In most countries, you are not allowed to drive a car on a public road if it is not insured. What type of cover you need to have in the United States varies from state to state.

In the United Kingdom, car owners by law must have at least third party and personal injury insurance. This means that if you crash into another car, you are covered for any damage to that other vehicle and personal injuries suffered by drivers, passengers, and pedestrians.

Types of auto insurance policies

There are several different types of motor insurance coverage that help protect drivers, passengers, pedestrians, and vehicles. Let’s have a look at the six most common types in the United States:

1. Liability Coverage

This covers bodily injury and property damage liability.

2. Uninsured and Underinsured Motorist Coverage

This covers you if the accident is the other driver’s fault and they don’t have insurance or their cover is low.

3. Collision Coverage

If you crash into another vehicle, your policy will pay for the repairs (or replacement) of the other car. This policy also covers you if you crash into, for example, a shop front, gate, or fence. The insurance company pays the total amount minus your deductible.

4. Comprehensive Insurance

As the name suggests, this type of policy is the most far-reaching.

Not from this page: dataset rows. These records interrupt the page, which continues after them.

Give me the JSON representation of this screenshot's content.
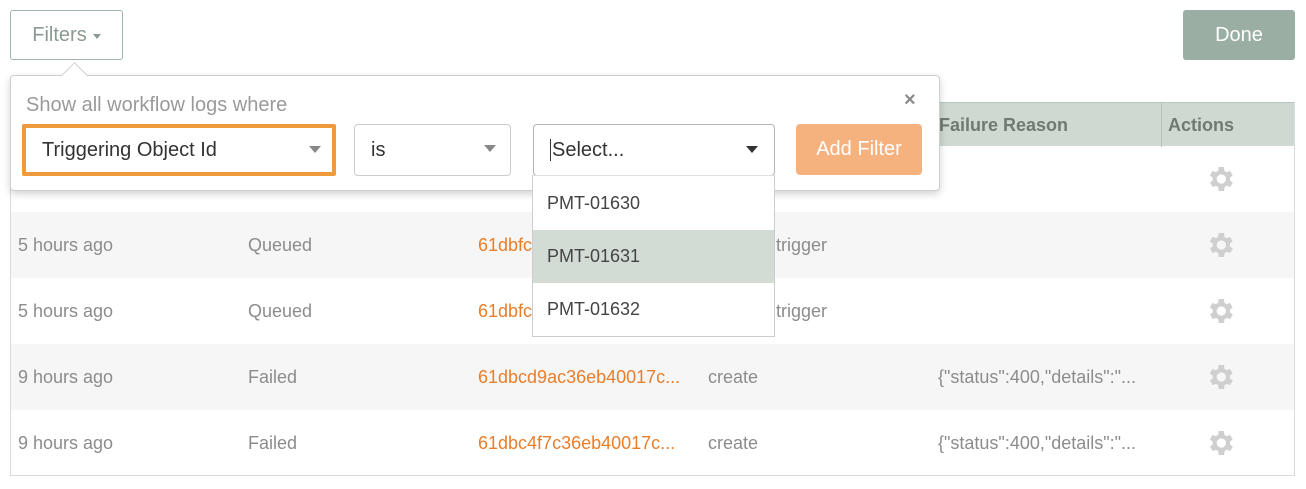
{
  "toolbar": {
    "filters_label": "Filters",
    "done_label": "Done"
  },
  "filter_popover": {
    "title": "Show all workflow logs where",
    "close_glyph": "×",
    "field_select": "Triggering Object Id",
    "operator_select": "is",
    "value_placeholder": "Select...",
    "add_filter_label": "Add Filter",
    "options": [
      "PMT-01630",
      "PMT-01631",
      "PMT-01632"
    ],
    "highlighted_option": "PMT-01631"
  },
  "table": {
    "visible_headers": [
      "Failure Reason",
      "Actions"
    ],
    "rows": [
      {
        "time": "",
        "status": "",
        "id": "",
        "type": "",
        "reason": ""
      },
      {
        "time": "5 hours ago",
        "status": "Queued",
        "id": "61dbfc",
        "type": "trigger",
        "reason": ""
      },
      {
        "time": "5 hours ago",
        "status": "Queued",
        "id": "61dbfc",
        "type": "trigger",
        "reason": ""
      },
      {
        "time": "9 hours ago",
        "status": "Failed",
        "id": "61dbcd9ac36eb40017c...",
        "type": "create",
        "reason": "{\"status\":400,\"details\":\"..."
      },
      {
        "time": "9 hours ago",
        "status": "Failed",
        "id": "61dbc4f7c36eb40017c...",
        "type": "create",
        "reason": "{\"status\":400,\"details\":\"..."
      }
    ]
  },
  "colors": {
    "accent": "#e87e2a",
    "header_bg": "#ced9d1",
    "done_bg": "#9aaea3",
    "focus_border": "#f09a3e"
  }
}
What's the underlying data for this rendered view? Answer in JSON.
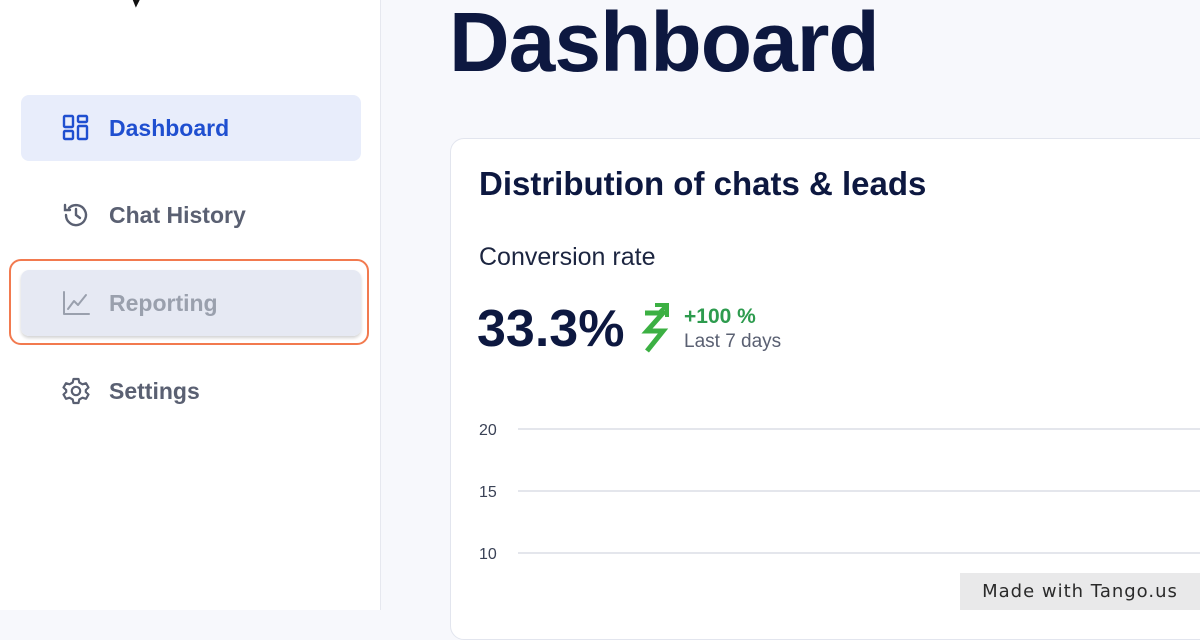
{
  "sidebar": {
    "items": [
      {
        "label": "Dashboard",
        "icon": "dashboard-grid-icon",
        "state": "active"
      },
      {
        "label": "Chat History",
        "icon": "history-clock-icon",
        "state": "default"
      },
      {
        "label": "Reporting",
        "icon": "line-chart-icon",
        "state": "highlighted"
      },
      {
        "label": "Settings",
        "icon": "gear-icon",
        "state": "default"
      }
    ]
  },
  "main": {
    "title": "Dashboard",
    "card": {
      "title": "Distribution of chats & leads",
      "metric_label": "Conversion rate",
      "metric_value": "33.3%",
      "delta": "+100 %",
      "period": "Last 7 days",
      "trend_icon": "trend-up-arrow-icon"
    }
  },
  "chart_data": {
    "type": "line",
    "y_ticks": [
      "20",
      "15",
      "10"
    ],
    "grid": true
  },
  "colors": {
    "accent": "#1f4fd0",
    "highlight_ring": "#f27a4f",
    "positive": "#2d9b4e",
    "title": "#0d1840"
  },
  "watermark": "Made with Tango.us"
}
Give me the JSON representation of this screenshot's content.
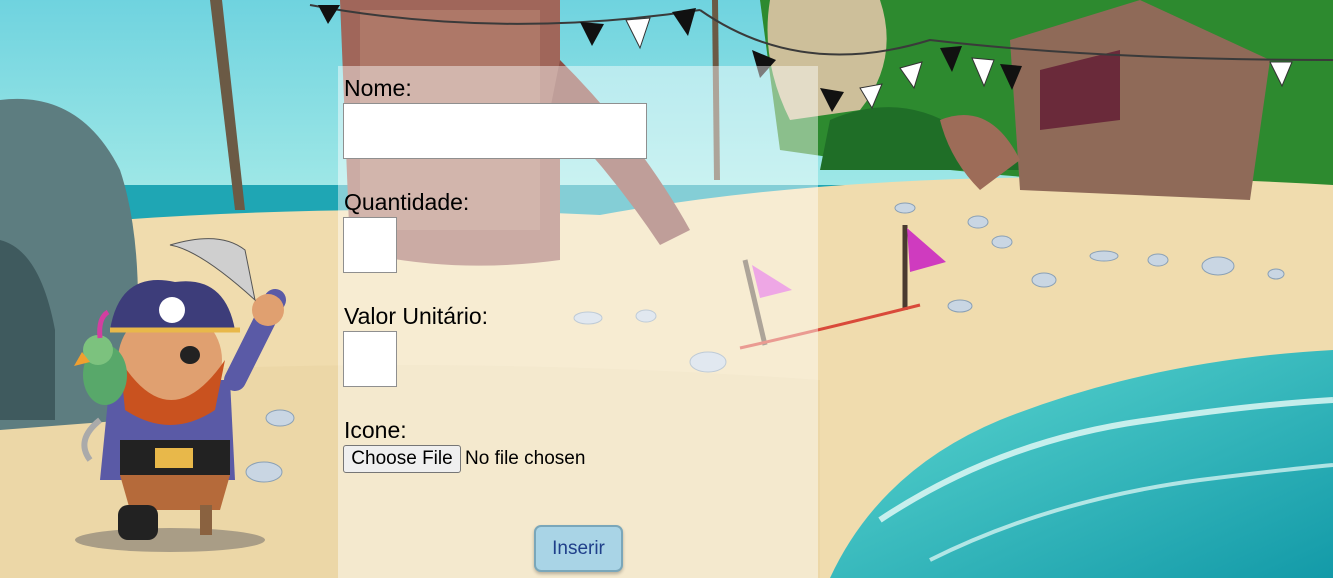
{
  "form": {
    "nome_label": "Nome:",
    "quantidade_label": "Quantidade:",
    "valor_label": "Valor Unitário:",
    "icone_label": "Icone:",
    "nome_value": "",
    "quantidade_value": "",
    "valor_value": "",
    "file_button_label": "Choose File",
    "file_status": "No file chosen",
    "submit_label": "Inserir"
  },
  "colors": {
    "sky": "#7fd8e0",
    "sand": "#efdcae",
    "sea": "#2ec2c4",
    "submit_bg": "#a9d4e6",
    "submit_text": "#1f3f8a"
  },
  "background": {
    "icons": [
      "pirate-icon",
      "parrot-icon",
      "shipwreck-icon",
      "pirate-flag-bunting-icon",
      "palm-tree-icon",
      "seashell-icon",
      "pink-flag-icon"
    ]
  }
}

Most comprehensive insurance policies have a deductible, which is the amount the insured person pays out of pocket before the insurer takes over. If my repair bill after an accident is $5,000 and my deductible is $300, the insurer pays $4,700 and I pay $300.

5. Medical Payments Coverage

The insurer pays the medical bills of the owner, passengers, and anybody else who drives the vehicle, such as family members. Some policies may also cover expenses associated with personal injuries.

6. Personal Injury Protection

PIP (personal injury protection) pays for post-accident medical expenses. Most policies also cover such expenses as childcare and loss of income. Check the small print on any personal injury policy before commiting yourself. Personal injury claims are often complex affairs.